Records for the exercise Block Start

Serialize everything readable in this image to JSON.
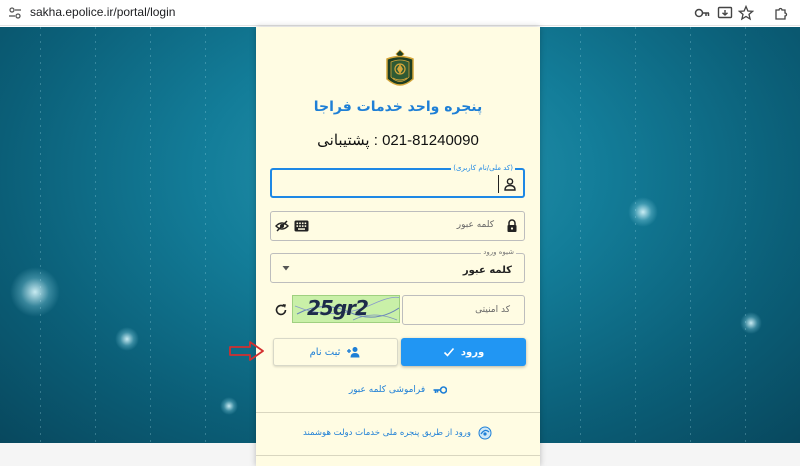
{
  "browser": {
    "url": "sakha.epolice.ir/portal/login"
  },
  "portal": {
    "title": "پنجره واحد خدمات فراجا",
    "support": "021-81240090 : پشتیبانی"
  },
  "form": {
    "username_label": "(کد ملی/نام کاربری)",
    "username_value": "",
    "password_placeholder": "کلمه عبور",
    "login_method_label": "شیوه ورود",
    "login_method_value": "کلمه عبور",
    "captcha_text": "25gr2",
    "captcha_placeholder": "کد امنیتی"
  },
  "buttons": {
    "login": "ورود",
    "register": "ثبت نام"
  },
  "links": {
    "forgot_password": "فراموشی کلمه عبور",
    "smart_gov": "ورود از طریق پنجره ملی خدمات دولت هوشمند"
  },
  "colors": {
    "accent": "#2196f3",
    "card": "#fffce3",
    "arrow": "#d32f2f"
  }
}
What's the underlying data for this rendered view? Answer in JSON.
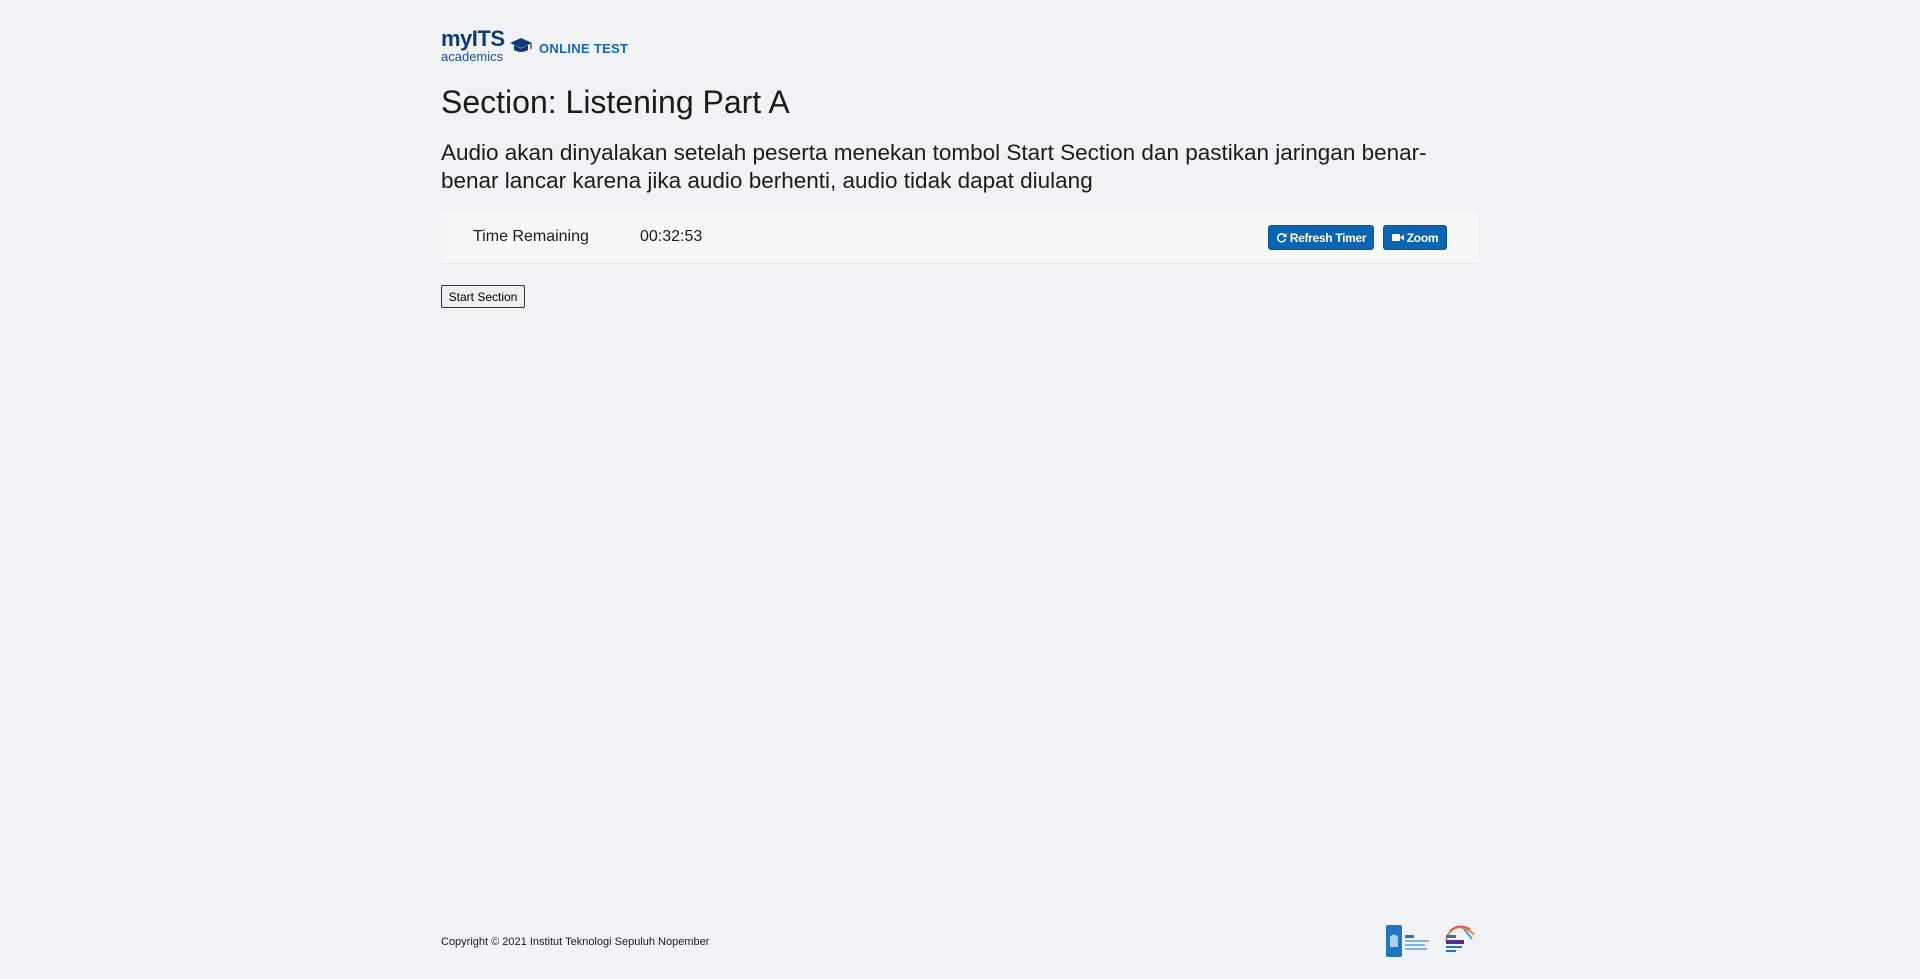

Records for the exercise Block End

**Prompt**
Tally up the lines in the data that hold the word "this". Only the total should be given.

**Reply to the task**
2